Kurt vision a boost for valley - and even Pipe seems sweet on it
Racing has a reputation for being a conservative sport and change is not always welcomed, so it was interesting to see the latest innovation unveiled at Kingwood Stud in Lambourn recently.
Located close to Owen Burrows' Kingwood House operation, Kurtsystems is the brainchild of Turkish businessman Mehmet Kurt, who has interests in the property, construction, textile and agricultural sectors, but is also a man of the turf having won his country's Derby twice as an owner.
He first pioneered the technology in his homeland 25 years ago in an attempt to reduce the injuries his horses suffered in the early stages of their careers.
The multi-million-pound Lambourn model is more sophisticated and allows ten riderless horses to be exercised right- or left-handed on a six-furlong artificial surface with the aim of enhancing physical and mental strength before traditional training methods are employed.
A cast of racing's great and good gathered for the unveiling of the state-of-the-art technology, which includes heart and bone monitors, and the reception has been mostly positive.
Renowned horse whisperer Monty Roberts said its potential was amazing, a word 20-time champion jump jockey Sir Anthony McCoy used when he saw the structure that may look like a theme-park ride from a distance.
Whether it works or not remains to be seen, but either way it is hard to disagree with Newbury MP Richard Benyon, who described the project as a huge vote of confidence in the valley, while Lambourn trainer Jamie Osborne said it would be a great asset not only to the village but also to the wider racing community.
Ten people are employed whose work is connected to the system and it perhaps serves as a reminder that Newmarket is not necessarily the epicentre of British racing.

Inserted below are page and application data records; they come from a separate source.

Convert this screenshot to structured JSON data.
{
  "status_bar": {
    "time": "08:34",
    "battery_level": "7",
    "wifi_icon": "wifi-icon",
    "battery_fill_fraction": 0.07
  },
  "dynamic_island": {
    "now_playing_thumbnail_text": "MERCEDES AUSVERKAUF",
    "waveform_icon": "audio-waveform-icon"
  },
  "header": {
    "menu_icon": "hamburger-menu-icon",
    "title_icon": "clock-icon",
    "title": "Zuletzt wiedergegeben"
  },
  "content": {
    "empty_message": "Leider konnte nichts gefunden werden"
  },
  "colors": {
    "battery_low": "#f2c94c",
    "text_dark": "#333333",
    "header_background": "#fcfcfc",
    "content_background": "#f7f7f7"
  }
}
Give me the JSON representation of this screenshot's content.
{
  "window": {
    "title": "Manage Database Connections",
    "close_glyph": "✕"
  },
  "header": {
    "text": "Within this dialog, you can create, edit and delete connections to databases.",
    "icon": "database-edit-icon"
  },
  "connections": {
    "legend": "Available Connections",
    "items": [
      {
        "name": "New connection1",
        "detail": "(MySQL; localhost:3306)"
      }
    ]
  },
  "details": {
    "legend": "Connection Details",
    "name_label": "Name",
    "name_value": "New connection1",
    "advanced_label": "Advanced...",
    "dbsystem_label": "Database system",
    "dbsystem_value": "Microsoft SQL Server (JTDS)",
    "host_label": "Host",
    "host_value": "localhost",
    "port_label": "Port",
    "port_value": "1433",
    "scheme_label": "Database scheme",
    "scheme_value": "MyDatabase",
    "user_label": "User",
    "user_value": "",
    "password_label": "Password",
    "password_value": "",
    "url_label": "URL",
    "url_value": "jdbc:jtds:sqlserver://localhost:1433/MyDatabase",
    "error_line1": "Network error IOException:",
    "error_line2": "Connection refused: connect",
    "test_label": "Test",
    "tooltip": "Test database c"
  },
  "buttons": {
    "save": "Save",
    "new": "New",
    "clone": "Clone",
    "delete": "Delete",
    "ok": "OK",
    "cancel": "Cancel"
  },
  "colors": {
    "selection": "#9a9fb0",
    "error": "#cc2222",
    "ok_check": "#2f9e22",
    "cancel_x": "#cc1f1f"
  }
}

Kurt, who is offering free trials of his pride and joy, explored the idea of building it there although Lambourn's jumping pedigree may have sealed the deal as its potential to help the rehabilitation of older horses, who may need bringing back slowly after serious injury, has also been noted.
Much will depend on trainers, owners and breeders if Kurtsystems does become a gamechanger in racing, although Martin Pipe – largely credited with revolutionising training methods in Britain in the 1980s – did joke he might have trained a few more than the 4,000-odd winners he saddled had he been been able to get his hands on the equipment all those years ago.